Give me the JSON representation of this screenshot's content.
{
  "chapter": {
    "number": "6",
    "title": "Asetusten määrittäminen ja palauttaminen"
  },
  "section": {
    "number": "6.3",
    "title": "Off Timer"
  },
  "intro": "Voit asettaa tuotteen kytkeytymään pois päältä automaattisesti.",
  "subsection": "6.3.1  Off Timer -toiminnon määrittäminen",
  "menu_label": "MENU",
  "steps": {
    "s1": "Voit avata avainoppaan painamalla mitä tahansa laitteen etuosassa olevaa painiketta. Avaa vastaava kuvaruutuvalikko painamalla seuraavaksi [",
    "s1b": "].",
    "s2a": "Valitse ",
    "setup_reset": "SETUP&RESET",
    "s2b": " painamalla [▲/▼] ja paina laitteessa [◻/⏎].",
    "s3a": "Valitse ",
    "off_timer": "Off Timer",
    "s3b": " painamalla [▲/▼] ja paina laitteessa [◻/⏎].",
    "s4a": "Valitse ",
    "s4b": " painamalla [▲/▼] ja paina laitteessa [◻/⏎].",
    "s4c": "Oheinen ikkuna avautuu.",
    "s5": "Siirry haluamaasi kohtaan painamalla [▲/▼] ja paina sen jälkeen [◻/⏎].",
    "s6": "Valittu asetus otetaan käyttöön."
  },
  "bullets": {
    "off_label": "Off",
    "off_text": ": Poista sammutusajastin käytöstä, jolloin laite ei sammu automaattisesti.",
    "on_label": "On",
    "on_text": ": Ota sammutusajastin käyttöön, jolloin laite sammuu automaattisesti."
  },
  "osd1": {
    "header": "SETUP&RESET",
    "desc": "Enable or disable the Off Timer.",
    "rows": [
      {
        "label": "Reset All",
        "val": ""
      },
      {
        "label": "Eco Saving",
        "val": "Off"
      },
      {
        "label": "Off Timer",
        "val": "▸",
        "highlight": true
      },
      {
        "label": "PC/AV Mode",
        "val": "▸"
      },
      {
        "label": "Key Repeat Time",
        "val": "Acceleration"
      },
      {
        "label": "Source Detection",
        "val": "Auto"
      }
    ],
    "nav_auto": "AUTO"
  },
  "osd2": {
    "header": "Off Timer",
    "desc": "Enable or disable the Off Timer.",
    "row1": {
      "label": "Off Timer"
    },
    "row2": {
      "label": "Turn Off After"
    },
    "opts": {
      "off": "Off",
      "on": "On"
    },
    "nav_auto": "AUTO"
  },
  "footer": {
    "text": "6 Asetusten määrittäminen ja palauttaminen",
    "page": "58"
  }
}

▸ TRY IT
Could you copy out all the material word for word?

▸ SOLUTION BELOW
Give me the JSON representation of this screenshot's content.
{
  "chapter": {
    "number": "6",
    "title": "Asetusten määrittäminen ja palauttaminen"
  },
  "section": {
    "number": "6.3",
    "title": "Off Timer"
  },
  "intro": "Voit asettaa tuotteen kytkeytymään pois päältä automaattisesti.",
  "subsection": "6.3.1  Off Timer -toiminnon määrittäminen",
  "menu_label": "MENU",
  "steps": {
    "s1": "Voit avata avainoppaan painamalla mitä tahansa laitteen etuosassa olevaa painiketta. Avaa vastaava kuvaruutuvalikko painamalla seuraavaksi [",
    "s1b": "].",
    "s2a": "Valitse ",
    "setup_reset": "SETUP&RESET",
    "s2b": " painamalla [▲/▼] ja paina laitteessa [◻/⏎].",
    "s3a": "Valitse ",
    "off_timer": "Off Timer",
    "s3b": " painamalla [▲/▼] ja paina laitteessa [◻/⏎].",
    "s4a": "Valitse ",
    "s4b": " painamalla [▲/▼] ja paina laitteessa [◻/⏎].",
    "s4c": "Oheinen ikkuna avautuu.",
    "s5": "Siirry haluamaasi kohtaan painamalla [▲/▼] ja paina sen jälkeen [◻/⏎].",
    "s6": "Valittu asetus otetaan käyttöön."
  },
  "bullets": {
    "off_label": "Off",
    "off_text": ": Poista sammutusajastin käytöstä, jolloin laite ei sammu automaattisesti.",
    "on_label": "On",
    "on_text": ": Ota sammutusajastin käyttöön, jolloin laite sammuu automaattisesti."
  },
  "osd1": {
    "header": "SETUP&RESET",
    "desc": "Enable or disable the Off Timer.",
    "rows": [
      {
        "label": "Reset All",
        "val": ""
      },
      {
        "label": "Eco Saving",
        "val": "Off"
      },
      {
        "label": "Off Timer",
        "val": "▸",
        "highlight": true
      },
      {
        "label": "PC/AV Mode",
        "val": "▸"
      },
      {
        "label": "Key Repeat Time",
        "val": "Acceleration"
      },
      {
        "label": "Source Detection",
        "val": "Auto"
      }
    ],
    "nav_auto": "AUTO"
  },
  "osd2": {
    "header": "Off Timer",
    "desc": "Enable or disable the Off Timer.",
    "row1": {
      "label": "Off Timer"
    },
    "row2": {
      "label": "Turn Off After"
    },
    "opts": {
      "off": "Off",
      "on": "On"
    },
    "nav_auto": "AUTO"
  },
  "footer": {
    "text": "6 Asetusten määrittäminen ja palauttaminen",
    "page": "58"
  }
}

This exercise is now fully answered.